I have noticed that a sixth, particularly a harmonic sixth, sounds very harsh when the lowest note is below C3 and especially harsh if the sixth is minor. In fact, a minor sixth below C3 sounds to my ears, more like an augmented fifth than a minor sixth. Below C2, the sixth might as well be as harsh as the tritone. But why? Why is it that a very consonant interval becomes harsh below C3? Thirds become muddier, but they don't become more harsh. Fourths and fifths also don't become more harsh. And of course the octave isn't going to become harsh unless that octave turns into a false relation.
Now, if that sixth is part of a consonant triad, it doesn't become harsh, just muddy. But by itself, the sixth becomes harsh below C3. Even if upper voices in the treble clef add harmony, if the sixth is below C3, it still sounds harsh, though not as much as it does unharmonized. It is only when the harmony is added within the same register that I don't hear a harshness from the sixth. But why is the sixth so harsh in the low register? Here is the harmonic series:
And here is where the consonant intervals show up in the harmonic series:
As you can see, in the harmonic series, both the major and minor thirds and the major and minor sixths overlap at the fifth harmonic. The major sixth is between the third and fifth harmonics and the minor sixth is between the fifth and eighth harmonics. So, this might explain why the minor sixth sounds like an augmented fifth in the low register. But, according to this, the major sixth should be more consonant than the major third because the major third uses the fourth harmonic whereas the major sixth uses the third harmonic. But in the low register, even this major sixth sounds harsh, whereas the thirds just sound muddy.

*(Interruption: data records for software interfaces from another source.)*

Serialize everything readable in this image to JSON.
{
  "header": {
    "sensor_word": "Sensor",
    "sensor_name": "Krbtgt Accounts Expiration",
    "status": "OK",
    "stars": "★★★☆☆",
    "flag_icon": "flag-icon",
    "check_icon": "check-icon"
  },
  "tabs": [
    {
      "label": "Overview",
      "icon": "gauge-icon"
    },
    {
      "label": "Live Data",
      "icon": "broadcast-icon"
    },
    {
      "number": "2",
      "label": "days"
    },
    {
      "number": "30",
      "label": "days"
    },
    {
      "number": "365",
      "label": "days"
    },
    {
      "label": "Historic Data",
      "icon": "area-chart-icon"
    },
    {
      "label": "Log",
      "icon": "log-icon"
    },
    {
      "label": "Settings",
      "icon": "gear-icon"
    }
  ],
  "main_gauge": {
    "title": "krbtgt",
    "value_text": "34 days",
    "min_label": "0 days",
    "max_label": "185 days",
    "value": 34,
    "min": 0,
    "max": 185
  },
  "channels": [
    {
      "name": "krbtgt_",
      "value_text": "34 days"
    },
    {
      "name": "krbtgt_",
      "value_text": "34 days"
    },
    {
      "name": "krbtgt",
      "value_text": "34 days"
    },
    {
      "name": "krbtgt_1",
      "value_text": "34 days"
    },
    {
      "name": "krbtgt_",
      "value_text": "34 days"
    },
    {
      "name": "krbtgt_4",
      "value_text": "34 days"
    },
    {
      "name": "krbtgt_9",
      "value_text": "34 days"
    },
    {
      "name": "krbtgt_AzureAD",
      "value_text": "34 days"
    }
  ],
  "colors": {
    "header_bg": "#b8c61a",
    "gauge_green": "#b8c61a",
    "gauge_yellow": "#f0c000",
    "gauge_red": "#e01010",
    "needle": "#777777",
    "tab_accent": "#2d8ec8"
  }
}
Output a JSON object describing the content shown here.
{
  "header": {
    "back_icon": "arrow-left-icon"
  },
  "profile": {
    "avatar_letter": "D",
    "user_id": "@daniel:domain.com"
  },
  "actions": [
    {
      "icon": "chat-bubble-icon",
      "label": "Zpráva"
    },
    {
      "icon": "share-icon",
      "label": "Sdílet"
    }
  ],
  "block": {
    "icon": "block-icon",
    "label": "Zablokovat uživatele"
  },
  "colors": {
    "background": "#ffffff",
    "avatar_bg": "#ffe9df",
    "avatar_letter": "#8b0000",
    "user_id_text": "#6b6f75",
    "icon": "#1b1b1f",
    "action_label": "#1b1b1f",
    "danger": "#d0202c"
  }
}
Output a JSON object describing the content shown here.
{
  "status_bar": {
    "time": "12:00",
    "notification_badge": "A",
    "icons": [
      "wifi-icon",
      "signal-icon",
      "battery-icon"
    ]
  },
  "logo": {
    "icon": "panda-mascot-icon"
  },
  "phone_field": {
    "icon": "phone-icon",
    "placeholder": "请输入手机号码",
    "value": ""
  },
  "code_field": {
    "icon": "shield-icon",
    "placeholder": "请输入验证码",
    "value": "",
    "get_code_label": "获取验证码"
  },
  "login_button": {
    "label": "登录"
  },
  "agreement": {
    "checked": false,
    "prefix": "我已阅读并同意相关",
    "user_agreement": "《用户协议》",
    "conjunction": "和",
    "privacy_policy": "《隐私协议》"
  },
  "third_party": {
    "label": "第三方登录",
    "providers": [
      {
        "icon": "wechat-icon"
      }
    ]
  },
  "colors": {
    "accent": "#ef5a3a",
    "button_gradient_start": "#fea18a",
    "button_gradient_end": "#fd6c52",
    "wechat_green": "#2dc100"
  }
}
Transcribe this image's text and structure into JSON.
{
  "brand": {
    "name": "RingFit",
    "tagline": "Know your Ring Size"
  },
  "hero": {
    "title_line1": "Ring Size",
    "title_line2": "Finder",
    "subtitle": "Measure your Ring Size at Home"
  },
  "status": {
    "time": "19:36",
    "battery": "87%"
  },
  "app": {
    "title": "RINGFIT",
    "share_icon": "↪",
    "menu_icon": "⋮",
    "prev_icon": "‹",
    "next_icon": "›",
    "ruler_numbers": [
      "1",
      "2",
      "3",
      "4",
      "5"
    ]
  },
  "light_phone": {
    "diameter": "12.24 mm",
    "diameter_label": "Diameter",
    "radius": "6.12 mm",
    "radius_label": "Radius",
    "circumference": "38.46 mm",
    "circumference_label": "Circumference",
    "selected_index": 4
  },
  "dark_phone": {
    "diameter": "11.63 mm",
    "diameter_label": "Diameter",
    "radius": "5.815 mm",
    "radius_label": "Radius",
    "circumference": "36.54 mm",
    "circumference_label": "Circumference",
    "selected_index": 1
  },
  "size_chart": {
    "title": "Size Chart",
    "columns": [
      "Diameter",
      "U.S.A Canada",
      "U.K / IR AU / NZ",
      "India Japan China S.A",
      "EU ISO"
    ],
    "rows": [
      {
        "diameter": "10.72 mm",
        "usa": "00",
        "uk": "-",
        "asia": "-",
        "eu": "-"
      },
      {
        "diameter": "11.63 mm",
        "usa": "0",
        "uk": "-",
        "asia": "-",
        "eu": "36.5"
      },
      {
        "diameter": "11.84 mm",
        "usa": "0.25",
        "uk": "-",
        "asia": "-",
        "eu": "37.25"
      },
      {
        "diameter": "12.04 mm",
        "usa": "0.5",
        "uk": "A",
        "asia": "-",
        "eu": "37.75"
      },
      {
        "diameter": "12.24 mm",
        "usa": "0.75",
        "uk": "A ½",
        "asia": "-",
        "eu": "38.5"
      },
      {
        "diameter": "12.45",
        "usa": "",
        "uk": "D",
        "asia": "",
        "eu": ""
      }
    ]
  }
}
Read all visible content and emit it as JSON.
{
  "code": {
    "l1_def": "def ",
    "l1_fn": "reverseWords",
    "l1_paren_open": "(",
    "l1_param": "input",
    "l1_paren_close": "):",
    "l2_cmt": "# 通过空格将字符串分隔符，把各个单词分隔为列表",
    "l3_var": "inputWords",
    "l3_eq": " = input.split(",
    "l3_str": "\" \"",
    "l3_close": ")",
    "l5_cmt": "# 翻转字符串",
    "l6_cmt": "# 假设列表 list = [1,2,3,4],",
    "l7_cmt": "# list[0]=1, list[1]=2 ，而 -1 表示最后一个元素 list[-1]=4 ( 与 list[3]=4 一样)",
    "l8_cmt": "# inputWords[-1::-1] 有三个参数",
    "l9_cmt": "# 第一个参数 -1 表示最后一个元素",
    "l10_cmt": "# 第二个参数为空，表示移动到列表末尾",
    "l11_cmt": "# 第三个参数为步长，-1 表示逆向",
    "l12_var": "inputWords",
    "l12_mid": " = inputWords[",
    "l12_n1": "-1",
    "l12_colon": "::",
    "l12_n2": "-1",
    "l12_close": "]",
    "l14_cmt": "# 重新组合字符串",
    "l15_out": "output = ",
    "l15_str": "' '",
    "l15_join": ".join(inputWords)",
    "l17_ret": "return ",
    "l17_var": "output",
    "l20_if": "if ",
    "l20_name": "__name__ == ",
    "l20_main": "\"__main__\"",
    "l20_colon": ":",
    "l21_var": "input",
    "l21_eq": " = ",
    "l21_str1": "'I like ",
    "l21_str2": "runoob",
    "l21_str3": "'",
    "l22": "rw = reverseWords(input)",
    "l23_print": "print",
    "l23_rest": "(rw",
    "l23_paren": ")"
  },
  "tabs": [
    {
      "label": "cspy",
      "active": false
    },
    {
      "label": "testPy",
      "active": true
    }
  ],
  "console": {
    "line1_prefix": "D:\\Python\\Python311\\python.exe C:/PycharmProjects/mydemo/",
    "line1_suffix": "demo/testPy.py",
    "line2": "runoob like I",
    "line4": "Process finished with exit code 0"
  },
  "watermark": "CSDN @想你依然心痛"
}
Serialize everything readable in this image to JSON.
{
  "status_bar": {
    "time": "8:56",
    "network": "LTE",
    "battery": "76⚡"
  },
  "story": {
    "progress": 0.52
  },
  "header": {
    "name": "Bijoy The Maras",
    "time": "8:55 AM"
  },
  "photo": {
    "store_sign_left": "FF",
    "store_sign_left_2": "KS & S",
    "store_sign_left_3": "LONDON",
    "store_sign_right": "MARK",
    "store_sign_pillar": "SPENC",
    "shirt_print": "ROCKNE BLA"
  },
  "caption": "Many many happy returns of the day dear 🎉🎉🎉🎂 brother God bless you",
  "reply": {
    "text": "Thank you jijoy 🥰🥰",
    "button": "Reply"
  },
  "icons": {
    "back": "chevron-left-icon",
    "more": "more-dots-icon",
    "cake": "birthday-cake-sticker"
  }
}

So what gives? Why is it that below C3, all sixths sound harsh whereas thirds just sound muddy in that register and all sixths above C3 sound like a very consonant sixth? Harmonics alone doesn't seem sufficient to explain this harsh sixth in the low register.